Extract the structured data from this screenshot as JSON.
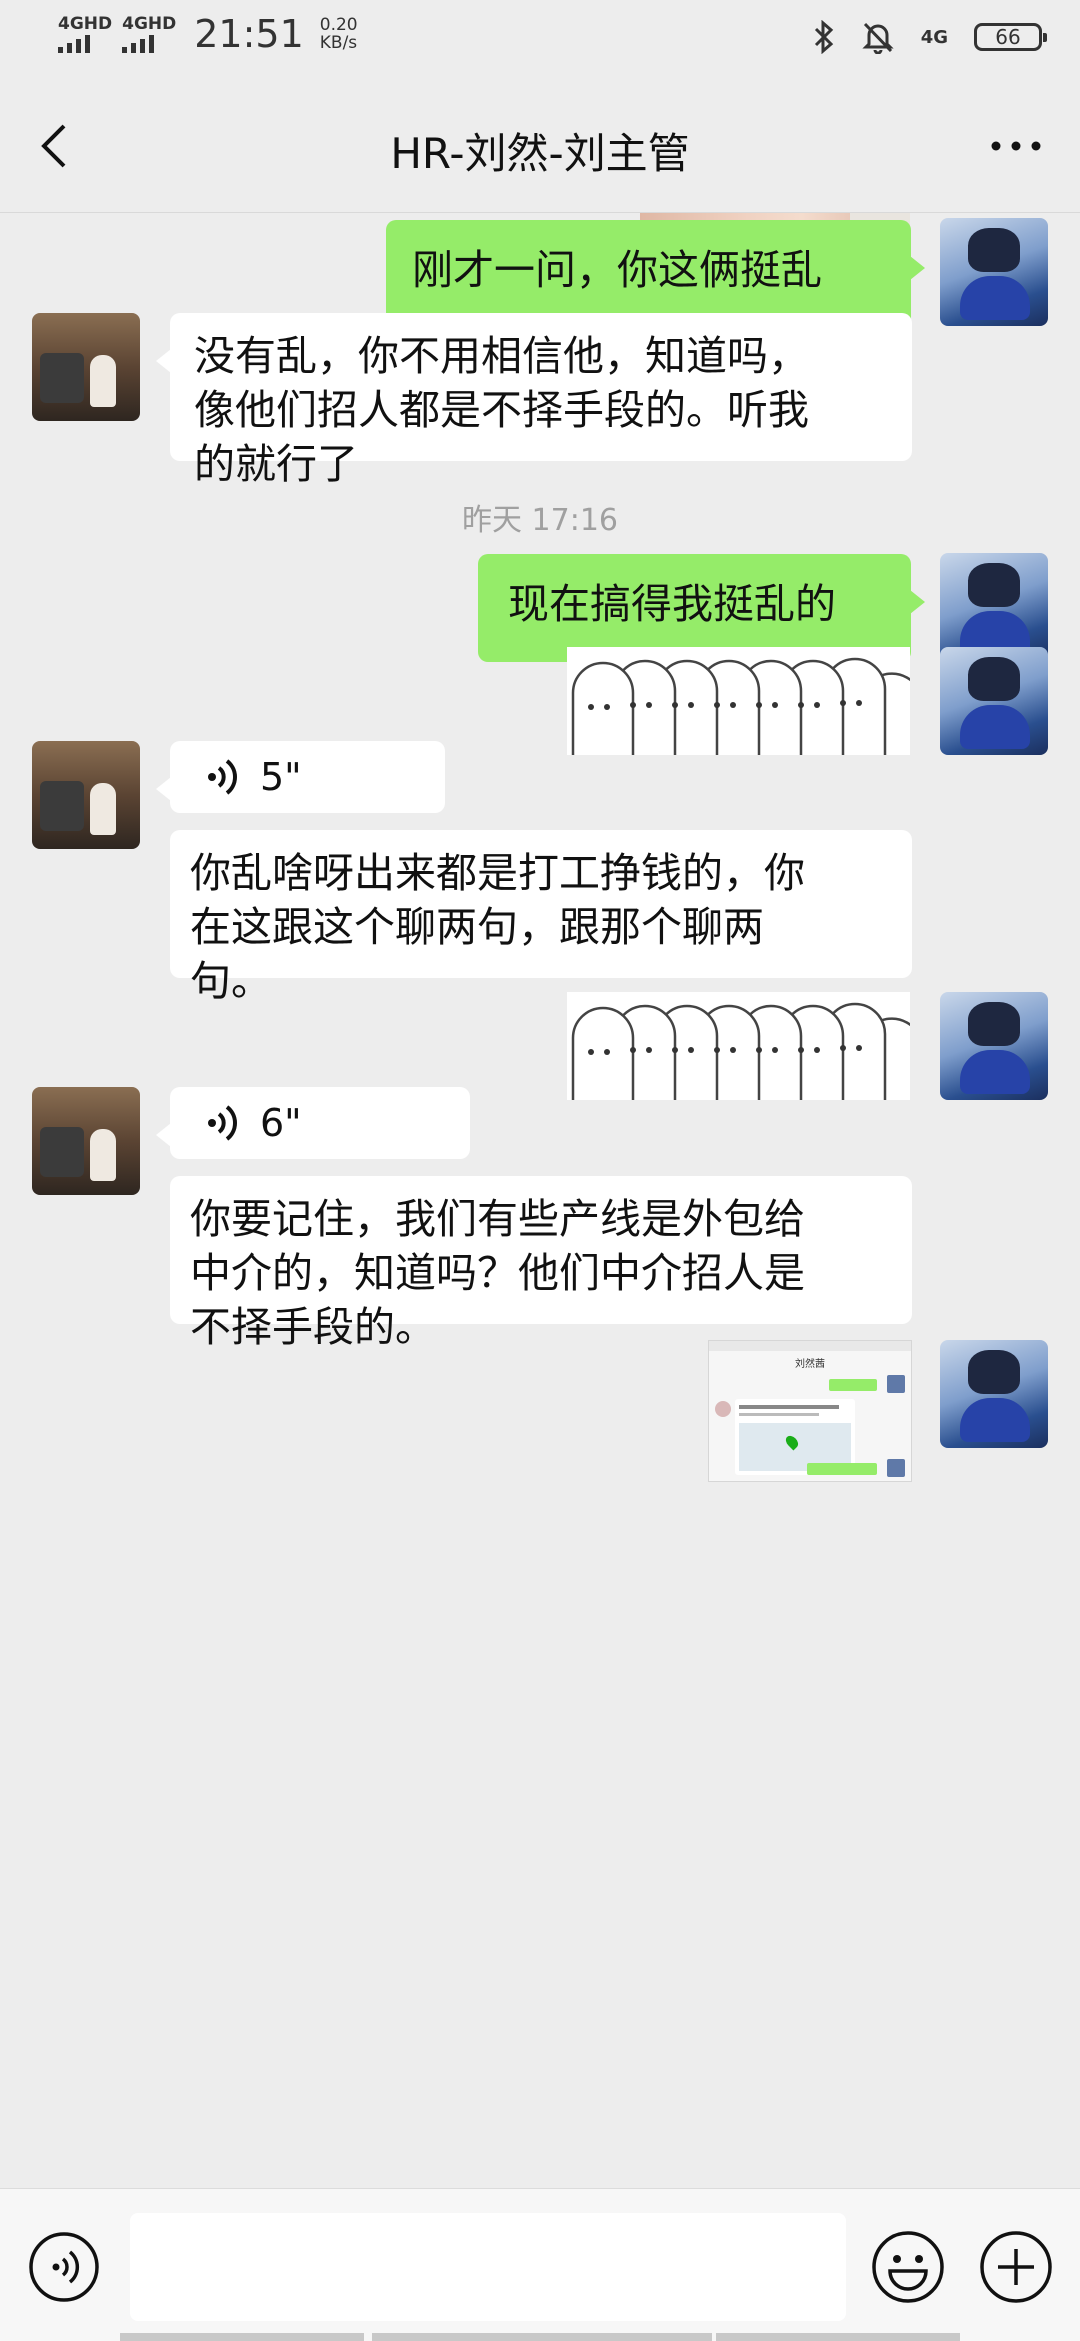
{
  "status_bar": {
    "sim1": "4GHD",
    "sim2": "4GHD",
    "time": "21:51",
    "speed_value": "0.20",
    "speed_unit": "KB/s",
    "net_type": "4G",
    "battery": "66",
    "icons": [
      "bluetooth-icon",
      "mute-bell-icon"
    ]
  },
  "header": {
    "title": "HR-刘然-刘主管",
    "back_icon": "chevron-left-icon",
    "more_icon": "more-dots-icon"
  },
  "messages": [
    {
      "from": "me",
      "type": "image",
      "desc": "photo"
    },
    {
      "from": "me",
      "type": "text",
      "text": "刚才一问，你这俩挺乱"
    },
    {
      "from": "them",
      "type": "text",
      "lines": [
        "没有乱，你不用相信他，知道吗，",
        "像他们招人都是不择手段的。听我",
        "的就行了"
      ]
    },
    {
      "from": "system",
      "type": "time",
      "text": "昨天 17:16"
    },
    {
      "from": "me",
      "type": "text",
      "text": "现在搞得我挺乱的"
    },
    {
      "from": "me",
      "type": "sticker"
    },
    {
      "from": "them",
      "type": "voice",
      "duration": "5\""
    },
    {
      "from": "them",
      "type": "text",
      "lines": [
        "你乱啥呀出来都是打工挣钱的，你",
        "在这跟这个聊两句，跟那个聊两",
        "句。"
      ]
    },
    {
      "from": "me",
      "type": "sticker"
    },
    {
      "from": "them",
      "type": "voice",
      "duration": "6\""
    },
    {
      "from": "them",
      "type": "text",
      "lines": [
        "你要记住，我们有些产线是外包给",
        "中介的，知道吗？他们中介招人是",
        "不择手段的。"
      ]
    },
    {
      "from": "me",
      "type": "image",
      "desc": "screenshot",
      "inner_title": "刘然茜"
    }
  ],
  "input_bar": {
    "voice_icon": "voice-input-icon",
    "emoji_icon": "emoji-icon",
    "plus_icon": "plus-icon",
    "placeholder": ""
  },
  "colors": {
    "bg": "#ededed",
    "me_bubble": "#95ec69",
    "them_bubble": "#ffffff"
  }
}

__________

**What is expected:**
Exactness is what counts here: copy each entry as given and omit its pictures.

**Answer box:**
Extract the structured data from this screenshot as JSON.
{
  "status_bar": {
    "sim1": "4GHD",
    "sim2": "4GHD",
    "time": "21:51",
    "speed_value": "0.20",
    "speed_unit": "KB/s",
    "net_type": "4G",
    "battery": "66",
    "icons": [
      "bluetooth-icon",
      "mute-bell-icon"
    ]
  },
  "header": {
    "title": "HR-刘然-刘主管",
    "back_icon": "chevron-left-icon",
    "more_icon": "more-dots-icon"
  },
  "messages": [
    {
      "from": "me",
      "type": "image",
      "desc": "photo"
    },
    {
      "from": "me",
      "type": "text",
      "text": "刚才一问，你这俩挺乱"
    },
    {
      "from": "them",
      "type": "text",
      "lines": [
        "没有乱，你不用相信他，知道吗，",
        "像他们招人都是不择手段的。听我",
        "的就行了"
      ]
    },
    {
      "from": "system",
      "type": "time",
      "text": "昨天 17:16"
    },
    {
      "from": "me",
      "type": "text",
      "text": "现在搞得我挺乱的"
    },
    {
      "from": "me",
      "type": "sticker"
    },
    {
      "from": "them",
      "type": "voice",
      "duration": "5\""
    },
    {
      "from": "them",
      "type": "text",
      "lines": [
        "你乱啥呀出来都是打工挣钱的，你",
        "在这跟这个聊两句，跟那个聊两",
        "句。"
      ]
    },
    {
      "from": "me",
      "type": "sticker"
    },
    {
      "from": "them",
      "type": "voice",
      "duration": "6\""
    },
    {
      "from": "them",
      "type": "text",
      "lines": [
        "你要记住，我们有些产线是外包给",
        "中介的，知道吗？他们中介招人是",
        "不择手段的。"
      ]
    },
    {
      "from": "me",
      "type": "image",
      "desc": "screenshot",
      "inner_title": "刘然茜"
    }
  ],
  "input_bar": {
    "voice_icon": "voice-input-icon",
    "emoji_icon": "emoji-icon",
    "plus_icon": "plus-icon",
    "placeholder": ""
  },
  "colors": {
    "bg": "#ededed",
    "me_bubble": "#95ec69",
    "them_bubble": "#ffffff"
  }
}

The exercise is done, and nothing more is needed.